It strikes me that perhaps this is why sacred scripture is always written after the fact.  The writing of a scriptural text — whether the author is conscious of writing this sort of text, or whether the text is later declared sacred by the community after it was written — is necessarily an act of remembering, at looking back over moments of communal and individual life that have already passed by.  And as those moments are remembered and “locked into place”, so to speak, by the written word, the presence of God is seen and interpreted in the very act of remembering.

One of the fascinating qualities of sacred text is that stories are often and even usually told as if they are enfolding before the author’s very eyes.  But, of course, that is not the case.  Rather, the author is crystallizing the memory of the event about which he is writing as that memory has been passed down to him, and the stories are written as though God’s presence and role were quite clear and obvious to everyone who experienced that event.

I suspect, however, that ancient people’s experience of the sacred was not terribly different from ours (with the very notable exception of their generally having had a greater openness to the sacred).  I suspect that they, too, found it hard to notice the presence of God in the unfolding now, just as we do.  But as they remembered these events and looked back on them, they could — like us — see where God was present in them.

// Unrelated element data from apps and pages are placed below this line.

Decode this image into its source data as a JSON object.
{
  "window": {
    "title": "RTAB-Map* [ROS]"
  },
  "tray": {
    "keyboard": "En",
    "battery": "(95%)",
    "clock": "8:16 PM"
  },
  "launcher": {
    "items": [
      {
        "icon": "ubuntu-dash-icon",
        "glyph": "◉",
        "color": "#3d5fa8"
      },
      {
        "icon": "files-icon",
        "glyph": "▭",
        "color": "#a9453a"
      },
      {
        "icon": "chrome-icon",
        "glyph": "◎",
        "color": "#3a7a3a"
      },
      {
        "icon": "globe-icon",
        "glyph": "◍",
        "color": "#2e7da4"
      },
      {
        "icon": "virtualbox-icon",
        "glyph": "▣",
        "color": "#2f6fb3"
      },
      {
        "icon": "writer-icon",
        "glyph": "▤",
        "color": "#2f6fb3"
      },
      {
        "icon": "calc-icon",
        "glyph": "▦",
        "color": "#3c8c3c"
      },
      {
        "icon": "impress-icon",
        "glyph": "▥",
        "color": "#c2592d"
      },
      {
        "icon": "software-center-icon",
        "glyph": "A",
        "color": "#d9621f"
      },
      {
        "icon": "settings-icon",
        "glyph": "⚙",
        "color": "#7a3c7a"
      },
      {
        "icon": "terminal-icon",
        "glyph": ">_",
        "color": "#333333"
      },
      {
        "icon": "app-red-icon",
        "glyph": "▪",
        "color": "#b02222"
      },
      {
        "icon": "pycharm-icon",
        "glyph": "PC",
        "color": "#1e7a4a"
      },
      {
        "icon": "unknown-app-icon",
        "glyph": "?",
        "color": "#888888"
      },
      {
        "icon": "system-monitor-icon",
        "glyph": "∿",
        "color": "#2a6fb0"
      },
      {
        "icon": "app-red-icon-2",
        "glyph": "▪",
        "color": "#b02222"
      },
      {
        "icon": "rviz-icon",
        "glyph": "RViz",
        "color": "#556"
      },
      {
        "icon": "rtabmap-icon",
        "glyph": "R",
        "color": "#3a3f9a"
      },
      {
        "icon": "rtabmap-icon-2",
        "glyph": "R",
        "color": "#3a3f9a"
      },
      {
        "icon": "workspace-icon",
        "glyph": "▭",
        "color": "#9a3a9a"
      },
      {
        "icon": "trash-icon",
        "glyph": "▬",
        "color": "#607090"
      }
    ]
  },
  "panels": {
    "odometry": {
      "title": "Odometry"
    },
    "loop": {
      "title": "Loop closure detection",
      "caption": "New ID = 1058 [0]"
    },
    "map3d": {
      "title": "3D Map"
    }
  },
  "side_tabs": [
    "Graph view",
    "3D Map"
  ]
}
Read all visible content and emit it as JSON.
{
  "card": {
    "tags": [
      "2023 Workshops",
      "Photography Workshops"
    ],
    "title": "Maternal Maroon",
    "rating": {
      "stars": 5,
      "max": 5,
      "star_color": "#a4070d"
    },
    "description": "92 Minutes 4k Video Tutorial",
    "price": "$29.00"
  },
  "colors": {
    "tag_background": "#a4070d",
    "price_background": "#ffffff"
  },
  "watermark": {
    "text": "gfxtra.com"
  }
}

Even this practice of seeing God in the rearview mirror, however, remains a limited sort of seeing.  As Rohr says, following St. Paul, our knowledge of God is never face-to-face, and God remains always and forever a Mystery.  Part of what makes our knowledge of God partial is that we only ever see God through our particular lens or frame of reference, and that necessarily limits what we are able to see in the first place.

Yet this does not diminish the power of our sacred remembering, and the discovery of God’s presence in the moments of life that have gone by.  In Hebrew thought, to remember something is not just to recall an event, but it is to bring that event into the present, as if we ourselves were actively a part of what we are remembering.  It is in this sense that Christians celebrate the Eucharist — as an act of sacred remembering that makes the presence of Christ with his disciples at the Last Supper available to us in the unfolding now of our lives.

If you find it challenging to discover the movement of God in your own life, spend some time looking in your life’s rearview mirror, and see if you cannot find that movement in the act of sacred remembering.